Americans this year are expected to eat an average of 5.6 pounds of butter, according to U.S. government data—nearly 22.5 sticks for every man, woman and child. That translates to 892,000 total tons of butter consumed nationwide, an amount not seen since World War II.Personally, I'm not seeing the same trend that is being reported in the article. Until about 1995, combined use of butter and margarine ran between 15-20 pounds a year, but after that, margarine use has dropped precipitously, and butter has increased some, so that now combined use is 9.1 pounds. Sounds to me like folks have found a substitute for both. Olive oil, maybe? In the quaint downtown of our county seat we now have an olive oil store. Really. I like seeing butter use increase, but I'm not seeing the dramatic rise the article is telling me about. However, I do want to highlight a little history:

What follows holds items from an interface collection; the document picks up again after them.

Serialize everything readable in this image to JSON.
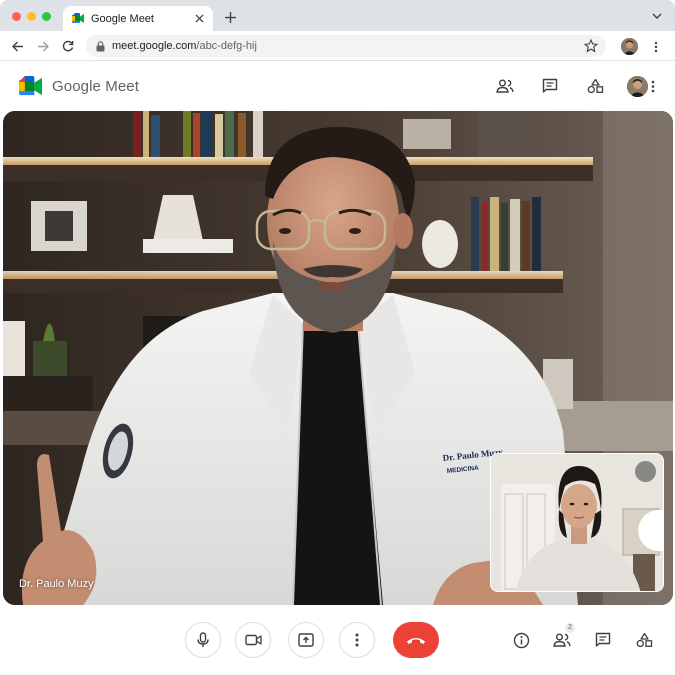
{
  "browser": {
    "tab_title": "Google Meet",
    "url_host": "meet.google.com",
    "url_path": "/abc-defg-hij"
  },
  "app": {
    "name": "Google Meet"
  },
  "call": {
    "speaker_name": "Dr. Paulo Muzy",
    "coat_name_tag": "Dr. Paulo Muzy",
    "coat_subtitle": "MEDICINA",
    "participant_badge": "2"
  },
  "icons": {
    "header": [
      "people-icon",
      "chat-icon",
      "activities-icon"
    ],
    "controls": [
      "mic-icon",
      "camera-icon",
      "present-icon",
      "more-icon",
      "hangup-icon"
    ],
    "side": [
      "info-icon",
      "people-icon",
      "chat-icon",
      "activities-icon"
    ]
  },
  "colors": {
    "hangup": "#ea4335",
    "icon": "#3c4043",
    "meet_green": "#00832d",
    "meet_blue": "#0066da",
    "meet_yellow": "#ffba00",
    "meet_red": "#e94235"
  }
}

Americans in 2013 for the third straight year bought more butter than margarine, spending $2 billion on products from Land O'Lakes Inc., Organic Valley and others, compared with $1.8 billion on spreads and margarines, according to IRI, a market-research firm.
The revival flows in part from new legions of home gourmets inspired by celebrity chefs and cooking shows with butter-rich recipes. Butter makers have encouraged the trend, using food channels and websites to promote what they say is their products' natural simplicity.

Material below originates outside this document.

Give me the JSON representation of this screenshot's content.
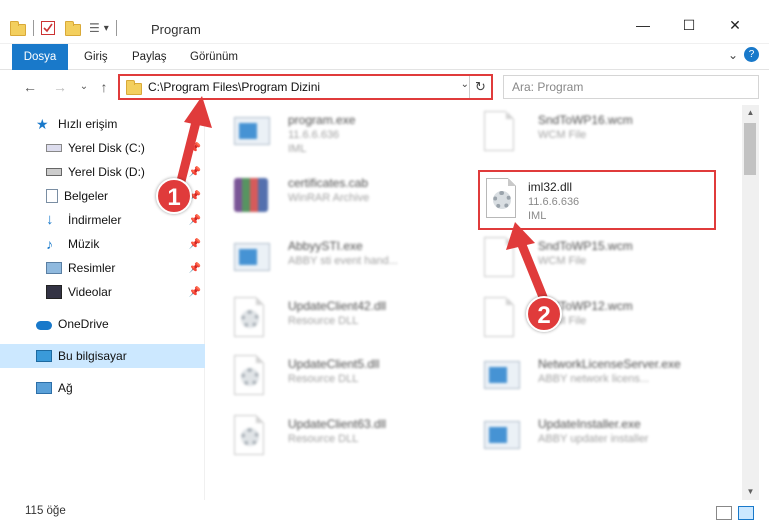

Butter's shifting fortunes also reflect the vicissitudes of thinking on healthy eating that rattle the national diet. Families for decades opted for vegetable spreads because of concerns about butter's high concentration of saturated fat, only to be told more recently that the trans fats traditionally contained in margarine are just as unhealthy. Many Americans also have altered their thinking on how important reducing all fat is for controlling weight.
Humans have been eating butter for millennia, valuing its ability to store longer than most meat and its utility as a flavoring. In the early 1900s, U.S. butter consumption averaged more than 18 pounds a person per year.It would be interesting to lay corn prices across the chart of margarine use. Sure, the decline recently isn't due to higher corn prices, but I'm sure much of the rise in margarine use was due to cheap corn.

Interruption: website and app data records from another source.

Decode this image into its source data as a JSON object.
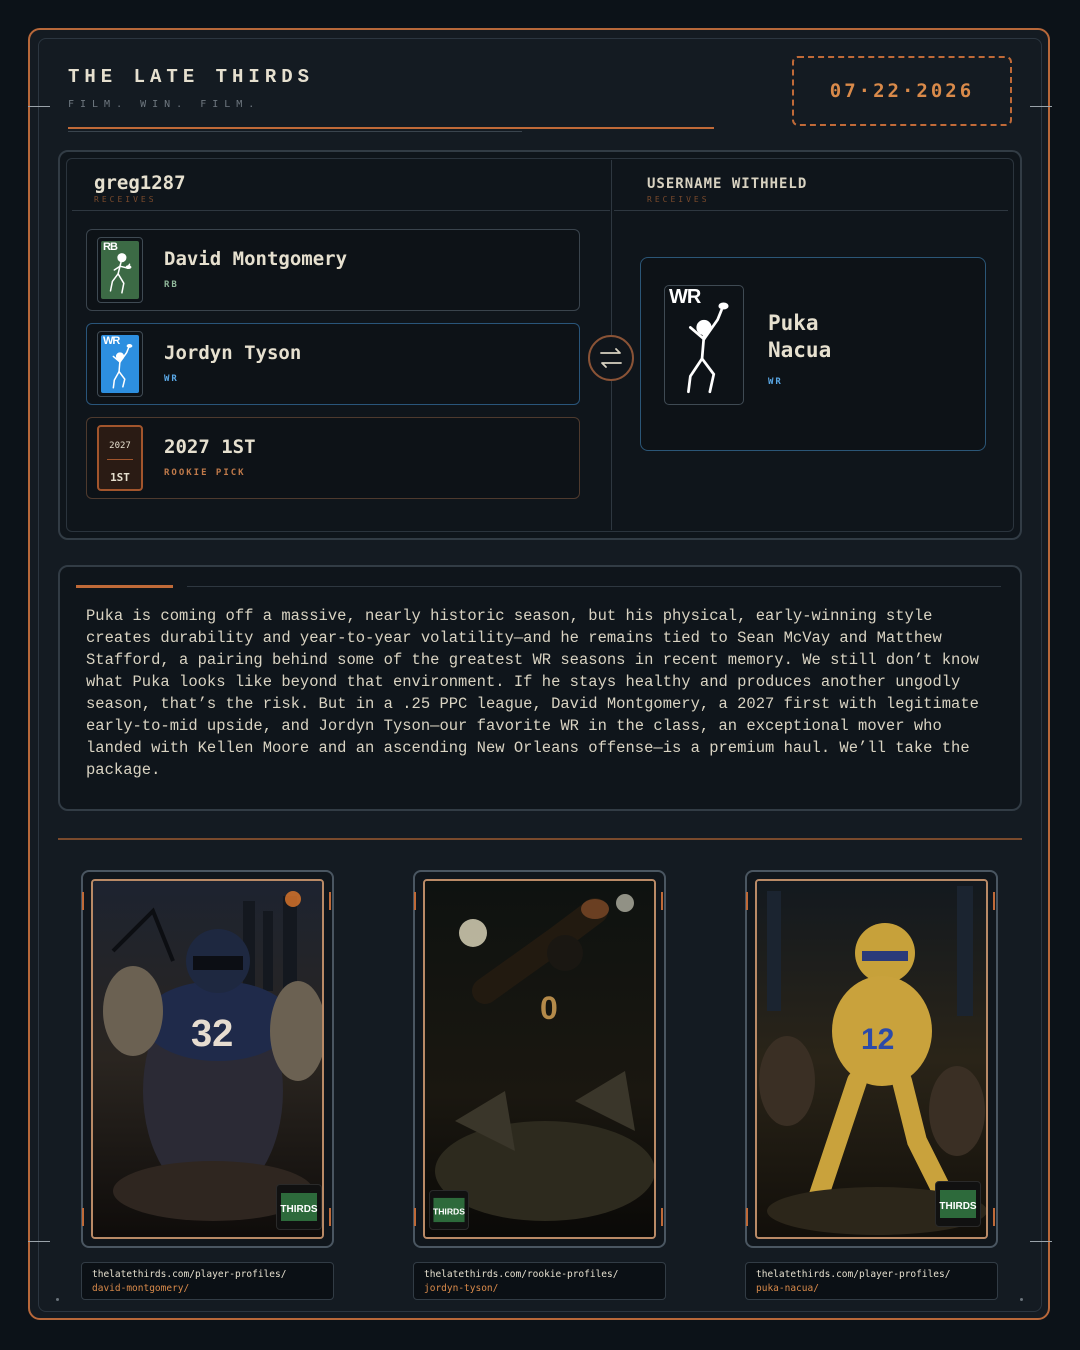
{
  "brand": {
    "title": "THE LATE THIRDS",
    "tagline": "FILM. WIN. FILM."
  },
  "date": "07·22·2026",
  "trade": {
    "left": {
      "username": "greg1287",
      "receives_label": "RECEIVES",
      "assets": [
        {
          "name": "David Montgomery",
          "position": "RB",
          "tile_label": "RB",
          "color": "#3c6a45"
        },
        {
          "name": "Jordyn Tyson",
          "position": "WR",
          "tile_label": "WR",
          "color": "#2d8fe0"
        },
        {
          "name": "2027 1ST",
          "position": "ROOKIE PICK",
          "pick_year": "2027",
          "pick_round": "1ST"
        }
      ]
    },
    "right": {
      "username": "USERNAME WITHHELD",
      "receives_label": "RECEIVES",
      "assets": [
        {
          "name_line1": "Puka",
          "name_line2": "Nacua",
          "position": "WR",
          "tile_label": "WR",
          "color": "#2d8fe0"
        }
      ]
    },
    "swap_icon": "swap-arrows-icon"
  },
  "analysis": {
    "text": "Puka is coming off a massive, nearly historic season, but his physical, early-winning style creates durability and year-to-year volatility—and he remains tied to Sean McVay and Matthew Stafford, a pairing behind some of the greatest WR seasons in recent memory. We still don’t know what Puka looks like beyond that environment. If he stays healthy and produces another ungodly season, that’s the risk. But in a .25 PPC league, David Montgomery, a 2027 first with legitimate early-to-mid upside, and Jordyn Tyson—our favorite WR in the class, an exceptional mover who landed with Kellen Moore and an ascending New Orleans offense—is a premium haul. We’ll take the package."
  },
  "cards": [
    {
      "url_line1": "thelatethirds.com/player-profiles/",
      "url_line2": "david-montgomery/",
      "jersey": "32"
    },
    {
      "url_line1": "thelatethirds.com/rookie-profiles/",
      "url_line2": "jordyn-tyson/",
      "jersey": "0"
    },
    {
      "url_line1": "thelatethirds.com/player-profiles/",
      "url_line2": "puka-nacua/",
      "jersey": "12"
    }
  ],
  "colors": {
    "accent": "#c06a38",
    "rb": "#3c6a45",
    "wr": "#2d8fe0",
    "background": "#0c1218"
  }
}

A French chemist invented margarine in 1869 in response to Napoleon III's call for a butter alternative. Initially it used fat from slaughtered animals that was cheaper than milk used for butter. Modern varieties using plant oils arose in the first half of the 20th century, when brands like Blue Bonnet and Parkay flourished. It gained more popularity around World War II, when butter was rationed.